But the reality is, sometimes people have nowhere else to go other than their pre-tax retirement plan to access needed cash. In such a situation, the income tax cannot be avoided, but the 10% early withdrawal penalty sometimes can be.
The most important thing to do to avoid paying an unnecessary penalty is to become familiar with what exception applies to what retirement plan. Many people who end up paying the penalty do so because the exception they used did not apply to the retirement account they took the money from. The good news is that most of the 10% penalty exceptions apply to both company plans, as well as IRAs, but as you’ll see, there are some very valuable exceptions that apply only to one or the other.
A simple way to remember which penalty exception applies to which type of retirement plan is to think of three categories of early-withdrawal exceptions:
1. 10% Penalty Exceptions That Apply to “Both” Company Retirement Plans and IRAs.

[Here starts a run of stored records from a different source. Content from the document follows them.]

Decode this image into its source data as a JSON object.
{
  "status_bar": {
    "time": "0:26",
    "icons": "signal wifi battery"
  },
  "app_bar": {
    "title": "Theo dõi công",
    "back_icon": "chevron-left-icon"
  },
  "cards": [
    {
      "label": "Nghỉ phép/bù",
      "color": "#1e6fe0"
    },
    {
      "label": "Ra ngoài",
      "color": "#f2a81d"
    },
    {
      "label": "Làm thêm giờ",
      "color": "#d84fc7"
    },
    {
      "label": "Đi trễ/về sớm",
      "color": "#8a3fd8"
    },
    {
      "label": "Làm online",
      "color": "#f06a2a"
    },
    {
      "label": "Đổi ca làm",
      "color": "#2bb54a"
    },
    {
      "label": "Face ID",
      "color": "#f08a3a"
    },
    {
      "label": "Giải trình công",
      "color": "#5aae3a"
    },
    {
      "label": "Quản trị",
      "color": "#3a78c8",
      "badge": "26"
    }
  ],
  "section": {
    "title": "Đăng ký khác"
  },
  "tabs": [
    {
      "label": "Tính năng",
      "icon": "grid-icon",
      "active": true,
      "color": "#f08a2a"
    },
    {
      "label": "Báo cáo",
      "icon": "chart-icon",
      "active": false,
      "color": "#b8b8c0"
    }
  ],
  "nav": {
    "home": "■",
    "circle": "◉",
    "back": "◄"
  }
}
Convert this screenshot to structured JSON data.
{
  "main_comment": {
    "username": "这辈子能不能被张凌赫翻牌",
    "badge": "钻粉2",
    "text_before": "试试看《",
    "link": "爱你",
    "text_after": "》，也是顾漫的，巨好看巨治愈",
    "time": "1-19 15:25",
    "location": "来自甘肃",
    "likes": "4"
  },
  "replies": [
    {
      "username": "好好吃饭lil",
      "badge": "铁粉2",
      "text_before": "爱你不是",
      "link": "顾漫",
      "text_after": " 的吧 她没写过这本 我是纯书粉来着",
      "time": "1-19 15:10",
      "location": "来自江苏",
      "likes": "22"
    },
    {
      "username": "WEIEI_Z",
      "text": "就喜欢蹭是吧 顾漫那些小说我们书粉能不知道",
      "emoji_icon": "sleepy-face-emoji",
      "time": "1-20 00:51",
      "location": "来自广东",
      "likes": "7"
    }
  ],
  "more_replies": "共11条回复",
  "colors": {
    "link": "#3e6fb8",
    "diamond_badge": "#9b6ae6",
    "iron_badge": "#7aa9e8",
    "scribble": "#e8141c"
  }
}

This includes distributions to your beneficiaries after your death, disability, unreimbursed medical expenses above 7.5% of your adjusted gross income (you don’t have to itemize to use this exception), Roth IRA conversions, and up to $5,000 for the birth or adoption of a child.
There are also some new exceptions that came into law with the passage of the SECURE Act 2.0 of 2022. Under this new law, you can tap your retirement accounts if you’re dealing with domestic abuse, coping with a natural disaster or if you’re diagnosed with a terminal illness, Also, starting in 2024, there will be a new emergency personal expense exception of up to $1,000.
And finally, if you need to take income on your retirement account before 59½, if you agree to set up a regular income known as Substantially Equal Periodic Payments(opens in new tab) for at least five years or until you reach age 59½, whichever comes later, such income can be taken without a 10% penalty.
2. Exceptions That Apply “Only” to IRAs.
This includes higher education expenses for yourself or your dependents, up to $10,000 toward a home for a first-time home buyer and to pay for health insurance if you are unemployed.
3. Exceptions That Apply “Only” to Company Retirement Plans.
There are two big ones here.
The first is the attainment-of-age-55 exception. Distributions made to you if you leave your company during or after the calendar year in which you reached age 55 (or age 50 for qualified public safety employees) will avoid the 10% penalty. The other is the Qualified Domestic Relations Order (QDRO)(opens in new tab), which means withdrawals made to the other spouse as part of a divorce will avoid the 10% penalty.
While the best approach, if you need to get your hands on some cash, is to use only a pre-tax retirement account as a last resort, if this can’t be avoided, remember that old saying “what you don’t know can hurt you.” You not only should know what the exceptions are, but you should become familiar with what exception applies to what retirement plan. This may save you what can sometimes be in the thousands or tens of thousands of dollars in unnecessary penalties.